- _The task_
Below are the records; reproduce all of them exactly but without any images.

- _Information shown_
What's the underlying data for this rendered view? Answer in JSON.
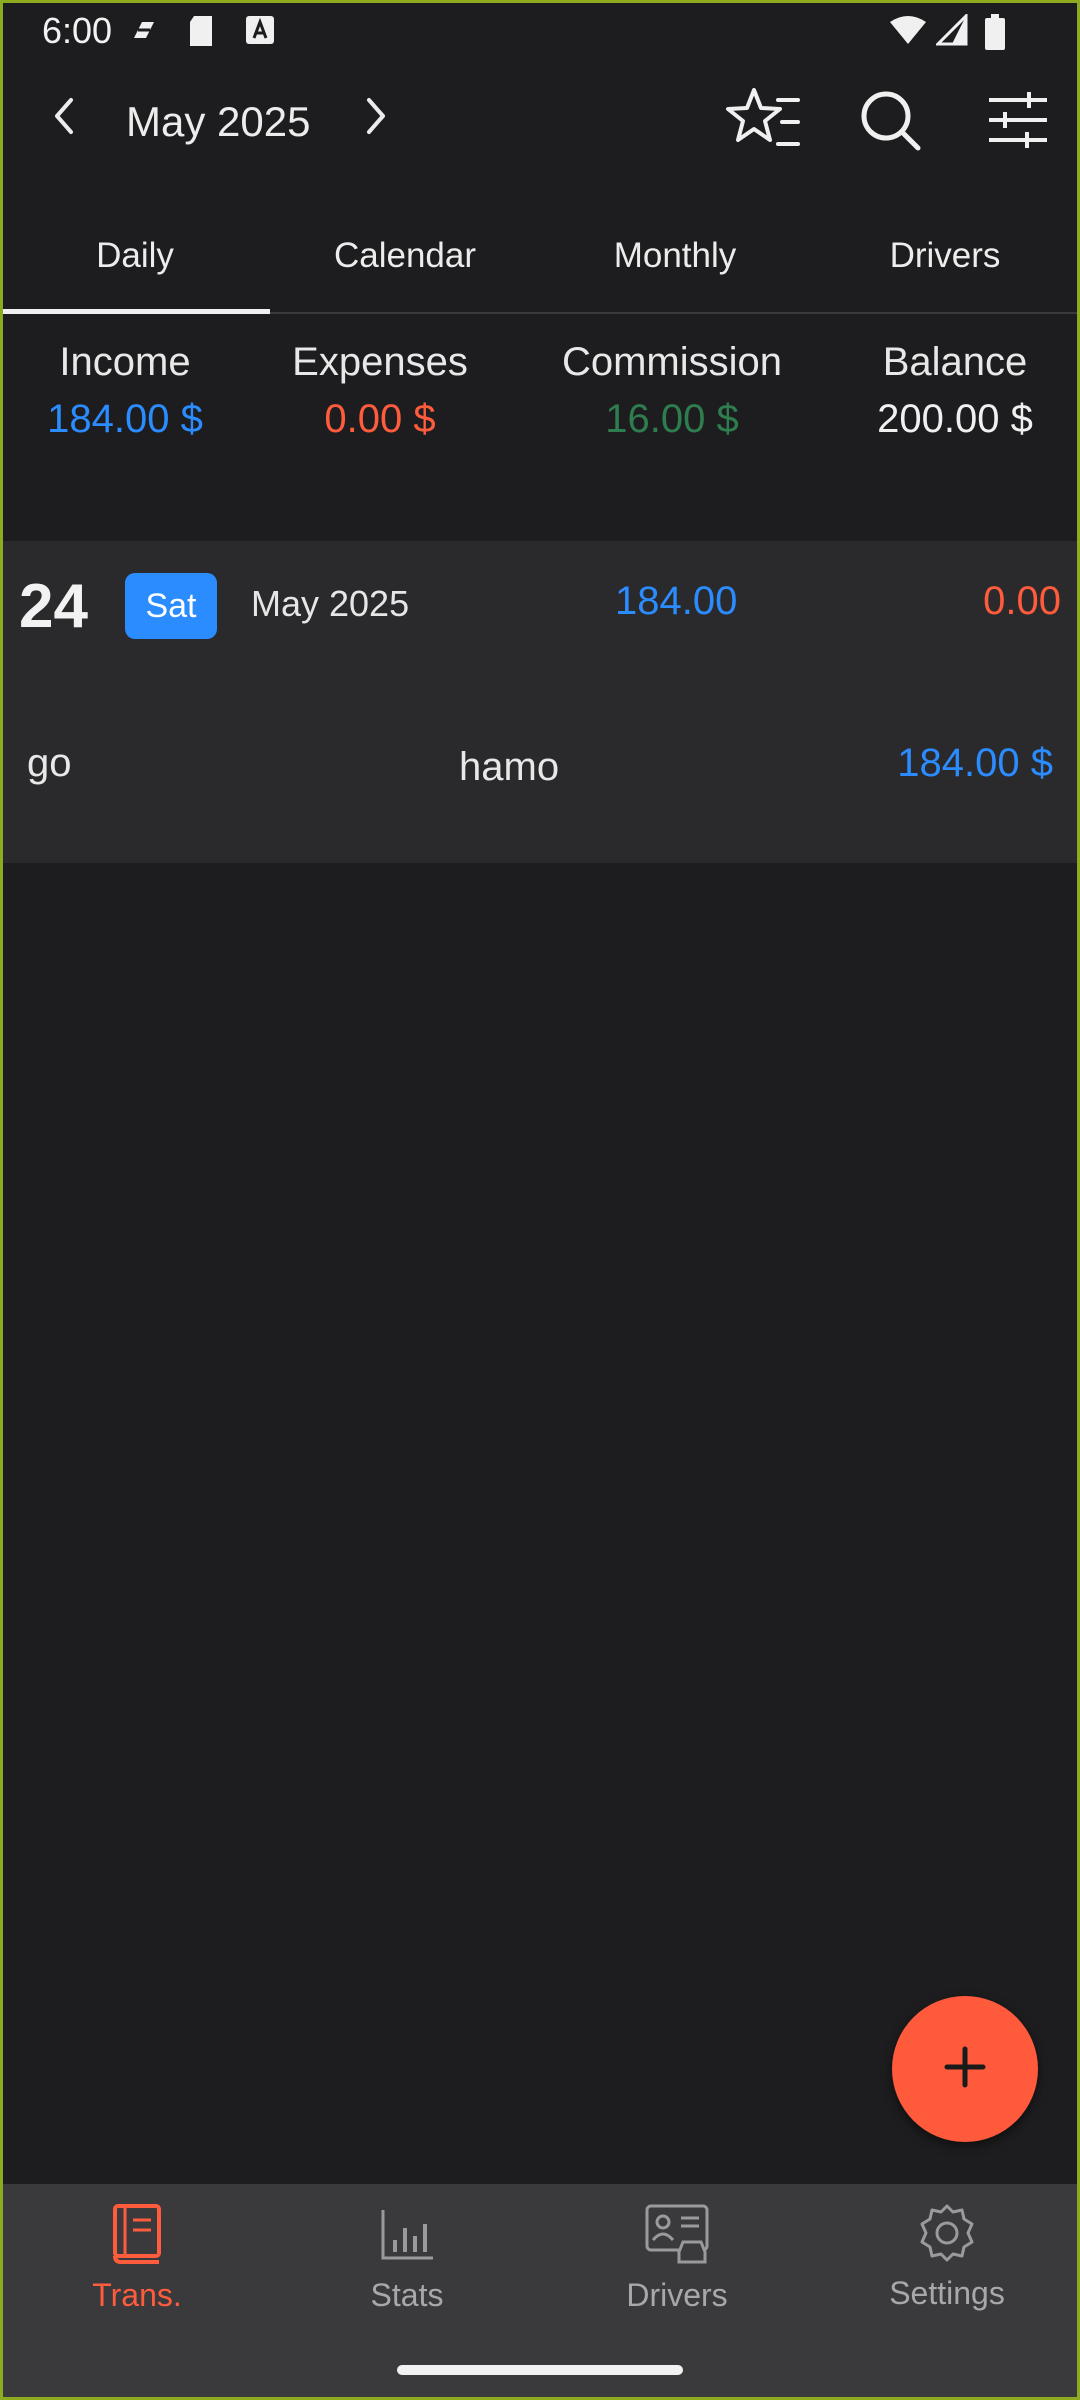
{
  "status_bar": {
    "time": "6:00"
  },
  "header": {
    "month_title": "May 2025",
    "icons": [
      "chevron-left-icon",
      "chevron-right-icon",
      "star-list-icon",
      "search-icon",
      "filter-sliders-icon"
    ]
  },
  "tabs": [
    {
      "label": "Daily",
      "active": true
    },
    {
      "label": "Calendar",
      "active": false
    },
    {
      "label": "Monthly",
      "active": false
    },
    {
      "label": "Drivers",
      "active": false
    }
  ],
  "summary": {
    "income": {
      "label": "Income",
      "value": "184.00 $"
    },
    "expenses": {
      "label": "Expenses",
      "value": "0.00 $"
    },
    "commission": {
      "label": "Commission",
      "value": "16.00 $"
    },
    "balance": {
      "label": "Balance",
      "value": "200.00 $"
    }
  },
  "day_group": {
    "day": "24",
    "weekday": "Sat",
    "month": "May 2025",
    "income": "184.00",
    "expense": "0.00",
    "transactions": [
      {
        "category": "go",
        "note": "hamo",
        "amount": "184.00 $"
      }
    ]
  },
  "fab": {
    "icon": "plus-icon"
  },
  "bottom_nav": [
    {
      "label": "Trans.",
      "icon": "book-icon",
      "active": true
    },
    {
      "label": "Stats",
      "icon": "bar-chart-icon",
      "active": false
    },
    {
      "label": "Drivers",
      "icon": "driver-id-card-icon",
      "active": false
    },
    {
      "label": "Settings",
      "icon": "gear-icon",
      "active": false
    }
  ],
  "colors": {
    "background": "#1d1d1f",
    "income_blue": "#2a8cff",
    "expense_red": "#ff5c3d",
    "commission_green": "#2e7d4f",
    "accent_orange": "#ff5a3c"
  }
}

- _Solution below_
What's the underlying data for this rendered view? Answer in JSON.
{
  "status_bar": {
    "time": "6:00"
  },
  "header": {
    "month_title": "May 2025",
    "icons": [
      "chevron-left-icon",
      "chevron-right-icon",
      "star-list-icon",
      "search-icon",
      "filter-sliders-icon"
    ]
  },
  "tabs": [
    {
      "label": "Daily",
      "active": true
    },
    {
      "label": "Calendar",
      "active": false
    },
    {
      "label": "Monthly",
      "active": false
    },
    {
      "label": "Drivers",
      "active": false
    }
  ],
  "summary": {
    "income": {
      "label": "Income",
      "value": "184.00 $"
    },
    "expenses": {
      "label": "Expenses",
      "value": "0.00 $"
    },
    "commission": {
      "label": "Commission",
      "value": "16.00 $"
    },
    "balance": {
      "label": "Balance",
      "value": "200.00 $"
    }
  },
  "day_group": {
    "day": "24",
    "weekday": "Sat",
    "month": "May 2025",
    "income": "184.00",
    "expense": "0.00",
    "transactions": [
      {
        "category": "go",
        "note": "hamo",
        "amount": "184.00 $"
      }
    ]
  },
  "fab": {
    "icon": "plus-icon"
  },
  "bottom_nav": [
    {
      "label": "Trans.",
      "icon": "book-icon",
      "active": true
    },
    {
      "label": "Stats",
      "icon": "bar-chart-icon",
      "active": false
    },
    {
      "label": "Drivers",
      "icon": "driver-id-card-icon",
      "active": false
    },
    {
      "label": "Settings",
      "icon": "gear-icon",
      "active": false
    }
  ],
  "colors": {
    "background": "#1d1d1f",
    "income_blue": "#2a8cff",
    "expense_red": "#ff5c3d",
    "commission_green": "#2e7d4f",
    "accent_orange": "#ff5a3c"
  }
}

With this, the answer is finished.